=== RECORDS TO PROCESS ===

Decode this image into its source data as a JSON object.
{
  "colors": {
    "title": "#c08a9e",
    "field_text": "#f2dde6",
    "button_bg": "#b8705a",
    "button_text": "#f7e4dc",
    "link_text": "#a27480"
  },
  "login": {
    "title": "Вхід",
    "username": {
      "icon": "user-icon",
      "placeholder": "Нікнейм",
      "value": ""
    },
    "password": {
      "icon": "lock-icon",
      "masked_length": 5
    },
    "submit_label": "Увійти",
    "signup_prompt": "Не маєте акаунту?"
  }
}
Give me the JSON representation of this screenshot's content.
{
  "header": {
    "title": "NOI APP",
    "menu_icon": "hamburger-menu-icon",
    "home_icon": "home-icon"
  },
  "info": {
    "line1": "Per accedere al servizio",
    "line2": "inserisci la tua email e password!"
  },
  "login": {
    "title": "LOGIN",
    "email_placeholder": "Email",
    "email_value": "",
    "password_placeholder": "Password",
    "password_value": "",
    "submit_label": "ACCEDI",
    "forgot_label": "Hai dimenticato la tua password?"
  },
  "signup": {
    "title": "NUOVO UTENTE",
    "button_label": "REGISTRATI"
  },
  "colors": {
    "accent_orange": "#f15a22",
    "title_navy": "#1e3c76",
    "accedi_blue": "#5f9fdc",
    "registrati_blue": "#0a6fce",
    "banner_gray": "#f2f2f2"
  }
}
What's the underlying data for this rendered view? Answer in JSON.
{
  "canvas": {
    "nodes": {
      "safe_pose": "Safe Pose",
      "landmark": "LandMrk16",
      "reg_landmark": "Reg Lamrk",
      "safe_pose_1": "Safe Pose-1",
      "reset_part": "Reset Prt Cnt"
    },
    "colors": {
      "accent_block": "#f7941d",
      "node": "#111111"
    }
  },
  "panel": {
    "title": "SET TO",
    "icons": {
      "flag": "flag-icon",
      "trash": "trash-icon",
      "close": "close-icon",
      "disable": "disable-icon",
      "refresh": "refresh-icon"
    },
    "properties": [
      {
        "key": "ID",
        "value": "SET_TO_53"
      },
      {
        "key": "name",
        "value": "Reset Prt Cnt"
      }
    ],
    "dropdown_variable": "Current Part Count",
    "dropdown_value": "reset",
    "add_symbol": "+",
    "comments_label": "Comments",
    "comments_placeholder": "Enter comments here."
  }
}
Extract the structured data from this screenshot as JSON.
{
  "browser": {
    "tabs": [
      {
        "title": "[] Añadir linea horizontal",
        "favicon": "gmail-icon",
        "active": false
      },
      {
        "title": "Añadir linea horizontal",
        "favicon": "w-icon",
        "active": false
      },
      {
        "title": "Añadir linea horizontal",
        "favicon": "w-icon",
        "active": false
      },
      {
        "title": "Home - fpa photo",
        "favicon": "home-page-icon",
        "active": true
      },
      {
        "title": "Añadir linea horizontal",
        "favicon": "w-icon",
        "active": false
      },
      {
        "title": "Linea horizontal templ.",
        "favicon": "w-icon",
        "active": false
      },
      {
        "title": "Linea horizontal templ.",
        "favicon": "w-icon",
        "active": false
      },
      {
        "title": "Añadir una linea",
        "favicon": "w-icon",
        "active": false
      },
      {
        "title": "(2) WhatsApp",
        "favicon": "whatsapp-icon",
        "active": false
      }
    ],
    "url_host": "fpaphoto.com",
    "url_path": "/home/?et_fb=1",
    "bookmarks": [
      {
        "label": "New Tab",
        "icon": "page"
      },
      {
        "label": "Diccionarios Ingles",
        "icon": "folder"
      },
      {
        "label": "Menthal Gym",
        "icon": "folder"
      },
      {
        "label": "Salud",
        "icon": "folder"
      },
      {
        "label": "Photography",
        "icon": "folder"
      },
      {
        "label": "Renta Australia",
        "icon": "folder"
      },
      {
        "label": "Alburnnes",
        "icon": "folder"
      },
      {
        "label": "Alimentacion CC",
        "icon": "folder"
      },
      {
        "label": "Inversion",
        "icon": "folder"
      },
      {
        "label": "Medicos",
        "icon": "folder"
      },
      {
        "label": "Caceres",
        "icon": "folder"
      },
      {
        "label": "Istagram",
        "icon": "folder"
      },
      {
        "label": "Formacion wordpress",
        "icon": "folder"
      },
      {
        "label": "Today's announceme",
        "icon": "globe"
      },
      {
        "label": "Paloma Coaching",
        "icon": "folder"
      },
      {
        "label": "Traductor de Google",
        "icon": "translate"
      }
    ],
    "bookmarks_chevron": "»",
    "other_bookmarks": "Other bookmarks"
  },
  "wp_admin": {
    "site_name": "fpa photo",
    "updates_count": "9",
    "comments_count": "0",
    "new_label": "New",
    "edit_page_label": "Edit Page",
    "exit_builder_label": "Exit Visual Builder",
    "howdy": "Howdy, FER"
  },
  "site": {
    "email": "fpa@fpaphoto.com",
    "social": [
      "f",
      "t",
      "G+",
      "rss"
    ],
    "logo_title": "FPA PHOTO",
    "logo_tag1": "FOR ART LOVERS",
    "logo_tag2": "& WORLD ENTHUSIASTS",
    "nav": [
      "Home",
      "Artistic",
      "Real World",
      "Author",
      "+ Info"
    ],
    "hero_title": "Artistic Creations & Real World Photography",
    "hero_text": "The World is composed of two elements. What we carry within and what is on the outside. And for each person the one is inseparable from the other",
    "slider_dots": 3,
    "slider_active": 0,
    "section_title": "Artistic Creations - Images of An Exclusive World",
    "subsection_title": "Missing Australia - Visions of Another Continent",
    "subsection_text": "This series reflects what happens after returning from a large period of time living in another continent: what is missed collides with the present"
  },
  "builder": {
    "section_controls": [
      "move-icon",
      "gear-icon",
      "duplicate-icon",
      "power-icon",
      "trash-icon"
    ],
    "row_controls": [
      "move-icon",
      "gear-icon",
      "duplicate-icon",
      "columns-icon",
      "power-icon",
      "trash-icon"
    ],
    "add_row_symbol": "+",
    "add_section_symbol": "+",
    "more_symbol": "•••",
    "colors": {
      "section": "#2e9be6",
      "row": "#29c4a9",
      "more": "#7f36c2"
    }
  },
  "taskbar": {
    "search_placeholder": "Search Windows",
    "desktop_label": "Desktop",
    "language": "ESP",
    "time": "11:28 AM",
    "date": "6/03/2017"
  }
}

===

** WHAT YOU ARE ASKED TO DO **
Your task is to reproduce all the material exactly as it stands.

** TASK OUTPUT **
Decode this image into its source data as a JSON object.
{
  "colors": {
    "title": "#c08a9e",
    "field_text": "#f2dde6",
    "button_bg": "#b8705a",
    "button_text": "#f7e4dc",
    "link_text": "#a27480"
  },
  "login": {
    "title": "Вхід",
    "username": {
      "icon": "user-icon",
      "placeholder": "Нікнейм",
      "value": ""
    },
    "password": {
      "icon": "lock-icon",
      "masked_length": 5
    },
    "submit_label": "Увійти",
    "signup_prompt": "Не маєте акаунту?"
  }
}
Give me the JSON representation of this screenshot's content.
{
  "header": {
    "title": "NOI APP",
    "menu_icon": "hamburger-menu-icon",
    "home_icon": "home-icon"
  },
  "info": {
    "line1": "Per accedere al servizio",
    "line2": "inserisci la tua email e password!"
  },
  "login": {
    "title": "LOGIN",
    "email_placeholder": "Email",
    "email_value": "",
    "password_placeholder": "Password",
    "password_value": "",
    "submit_label": "ACCEDI",
    "forgot_label": "Hai dimenticato la tua password?"
  },
  "signup": {
    "title": "NUOVO UTENTE",
    "button_label": "REGISTRATI"
  },
  "colors": {
    "accent_orange": "#f15a22",
    "title_navy": "#1e3c76",
    "accedi_blue": "#5f9fdc",
    "registrati_blue": "#0a6fce",
    "banner_gray": "#f2f2f2"
  }
}
What's the underlying data for this rendered view? Answer in JSON.
{
  "canvas": {
    "nodes": {
      "safe_pose": "Safe Pose",
      "landmark": "LandMrk16",
      "reg_landmark": "Reg Lamrk",
      "safe_pose_1": "Safe Pose-1",
      "reset_part": "Reset Prt Cnt"
    },
    "colors": {
      "accent_block": "#f7941d",
      "node": "#111111"
    }
  },
  "panel": {
    "title": "SET TO",
    "icons": {
      "flag": "flag-icon",
      "trash": "trash-icon",
      "close": "close-icon",
      "disable": "disable-icon",
      "refresh": "refresh-icon"
    },
    "properties": [
      {
        "key": "ID",
        "value": "SET_TO_53"
      },
      {
        "key": "name",
        "value": "Reset Prt Cnt"
      }
    ],
    "dropdown_variable": "Current Part Count",
    "dropdown_value": "reset",
    "add_symbol": "+",
    "comments_label": "Comments",
    "comments_placeholder": "Enter comments here."
  }
}
Extract the structured data from this screenshot as JSON.
{
  "browser": {
    "tabs": [
      {
        "title": "[] Añadir linea horizontal",
        "favicon": "gmail-icon",
        "active": false
      },
      {
        "title": "Añadir linea horizontal",
        "favicon": "w-icon",
        "active": false
      },
      {
        "title": "Añadir linea horizontal",
        "favicon": "w-icon",
        "active": false
      },
      {
        "title": "Home - fpa photo",
        "favicon": "home-page-icon",
        "active": true
      },
      {
        "title": "Añadir linea horizontal",
        "favicon": "w-icon",
        "active": false
      },
      {
        "title": "Linea horizontal templ.",
        "favicon": "w-icon",
        "active": false
      },
      {
        "title": "Linea horizontal templ.",
        "favicon": "w-icon",
        "active": false
      },
      {
        "title": "Añadir una linea",
        "favicon": "w-icon",
        "active": false
      },
      {
        "title": "(2) WhatsApp",
        "favicon": "whatsapp-icon",
        "active": false
      }
    ],
    "url_host": "fpaphoto.com",
    "url_path": "/home/?et_fb=1",
    "bookmarks": [
      {
        "label": "New Tab",
        "icon": "page"
      },
      {
        "label": "Diccionarios Ingles",
        "icon": "folder"
      },
      {
        "label": "Menthal Gym",
        "icon": "folder"
      },
      {
        "label": "Salud",
        "icon": "folder"
      },
      {
        "label": "Photography",
        "icon": "folder"
      },
      {
        "label": "Renta Australia",
        "icon": "folder"
      },
      {
        "label": "Alburnnes",
        "icon": "folder"
      },
      {
        "label": "Alimentacion CC",
        "icon": "folder"
      },
      {
        "label": "Inversion",
        "icon": "folder"
      },
      {
        "label": "Medicos",
        "icon": "folder"
      },
      {
        "label": "Caceres",
        "icon": "folder"
      },
      {
        "label": "Istagram",
        "icon": "folder"
      },
      {
        "label": "Formacion wordpress",
        "icon": "folder"
      },
      {
        "label": "Today's announceme",
        "icon": "globe"
      },
      {
        "label": "Paloma Coaching",
        "icon": "folder"
      },
      {
        "label": "Traductor de Google",
        "icon": "translate"
      }
    ],
    "bookmarks_chevron": "»",
    "other_bookmarks": "Other bookmarks"
  },
  "wp_admin": {
    "site_name": "fpa photo",
    "updates_count": "9",
    "comments_count": "0",
    "new_label": "New",
    "edit_page_label": "Edit Page",
    "exit_builder_label": "Exit Visual Builder",
    "howdy": "Howdy, FER"
  },
  "site": {
    "email": "fpa@fpaphoto.com",
    "social": [
      "f",
      "t",
      "G+",
      "rss"
    ],
    "logo_title": "FPA PHOTO",
    "logo_tag1": "FOR ART LOVERS",
    "logo_tag2": "& WORLD ENTHUSIASTS",
    "nav": [
      "Home",
      "Artistic",
      "Real World",
      "Author",
      "+ Info"
    ],
    "hero_title": "Artistic Creations & Real World Photography",
    "hero_text": "The World is composed of two elements. What we carry within and what is on the outside. And for each person the one is inseparable from the other",
    "slider_dots": 3,
    "slider_active": 0,
    "section_title": "Artistic Creations - Images of An Exclusive World",
    "subsection_title": "Missing Australia - Visions of Another Continent",
    "subsection_text": "This series reflects what happens after returning from a large period of time living in another continent: what is missed collides with the present"
  },
  "builder": {
    "section_controls": [
      "move-icon",
      "gear-icon",
      "duplicate-icon",
      "power-icon",
      "trash-icon"
    ],
    "row_controls": [
      "move-icon",
      "gear-icon",
      "duplicate-icon",
      "columns-icon",
      "power-icon",
      "trash-icon"
    ],
    "add_row_symbol": "+",
    "add_section_symbol": "+",
    "more_symbol": "•••",
    "colors": {
      "section": "#2e9be6",
      "row": "#29c4a9",
      "more": "#7f36c2"
    }
  },
  "taskbar": {
    "search_placeholder": "Search Windows",
    "desktop_label": "Desktop",
    "language": "ESP",
    "time": "11:28 AM",
    "date": "6/03/2017"
  }
}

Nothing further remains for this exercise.